▶ Directions:
Search the records for the string "title" and return each line that has it.

▶ Material provided:
..............................

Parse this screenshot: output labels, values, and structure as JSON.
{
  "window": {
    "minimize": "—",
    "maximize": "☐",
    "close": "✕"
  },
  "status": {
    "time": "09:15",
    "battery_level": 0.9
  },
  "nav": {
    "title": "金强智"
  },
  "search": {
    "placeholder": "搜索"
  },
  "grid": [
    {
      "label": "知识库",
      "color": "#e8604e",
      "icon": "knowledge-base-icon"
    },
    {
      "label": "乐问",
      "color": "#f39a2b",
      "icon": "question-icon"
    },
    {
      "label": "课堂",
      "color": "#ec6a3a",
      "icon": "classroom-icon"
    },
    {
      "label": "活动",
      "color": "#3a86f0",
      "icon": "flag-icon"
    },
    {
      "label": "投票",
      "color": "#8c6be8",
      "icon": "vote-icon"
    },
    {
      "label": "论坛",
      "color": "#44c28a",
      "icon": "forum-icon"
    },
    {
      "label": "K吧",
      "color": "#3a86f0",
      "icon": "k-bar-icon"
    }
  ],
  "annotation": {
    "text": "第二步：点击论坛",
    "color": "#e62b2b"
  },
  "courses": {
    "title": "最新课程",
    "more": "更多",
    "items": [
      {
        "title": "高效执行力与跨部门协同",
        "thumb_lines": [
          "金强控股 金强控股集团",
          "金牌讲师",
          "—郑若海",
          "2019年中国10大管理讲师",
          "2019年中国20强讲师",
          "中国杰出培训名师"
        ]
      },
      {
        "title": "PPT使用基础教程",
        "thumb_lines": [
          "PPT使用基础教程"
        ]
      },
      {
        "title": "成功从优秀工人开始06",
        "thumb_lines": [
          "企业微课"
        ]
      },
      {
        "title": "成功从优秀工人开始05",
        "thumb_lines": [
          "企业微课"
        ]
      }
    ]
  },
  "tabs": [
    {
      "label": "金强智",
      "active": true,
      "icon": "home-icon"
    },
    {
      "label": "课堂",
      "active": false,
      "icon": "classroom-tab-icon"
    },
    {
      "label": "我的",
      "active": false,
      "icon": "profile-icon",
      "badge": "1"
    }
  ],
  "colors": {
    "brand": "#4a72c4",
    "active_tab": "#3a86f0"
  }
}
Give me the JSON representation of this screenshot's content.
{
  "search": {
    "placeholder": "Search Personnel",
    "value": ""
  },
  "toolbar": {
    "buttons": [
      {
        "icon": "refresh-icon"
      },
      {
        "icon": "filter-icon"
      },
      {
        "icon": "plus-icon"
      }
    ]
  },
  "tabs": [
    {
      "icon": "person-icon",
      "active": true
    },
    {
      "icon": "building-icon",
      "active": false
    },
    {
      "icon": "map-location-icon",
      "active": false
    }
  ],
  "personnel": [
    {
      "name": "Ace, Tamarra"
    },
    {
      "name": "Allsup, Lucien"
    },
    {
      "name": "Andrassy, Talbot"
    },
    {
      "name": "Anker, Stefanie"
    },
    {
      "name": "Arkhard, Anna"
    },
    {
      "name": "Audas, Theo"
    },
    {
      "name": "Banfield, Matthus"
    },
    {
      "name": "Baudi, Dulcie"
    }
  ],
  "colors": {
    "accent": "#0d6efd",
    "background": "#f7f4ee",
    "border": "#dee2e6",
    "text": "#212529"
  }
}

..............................

▶ Solution:
    "title": "金强智"
    "title": "最新课程",
        "title": "高效执行力与跨部门协同",
        "title": "PPT使用基础教程",
        "title": "成功从优秀工人开始06",
        "title": "成功从优秀工人开始05",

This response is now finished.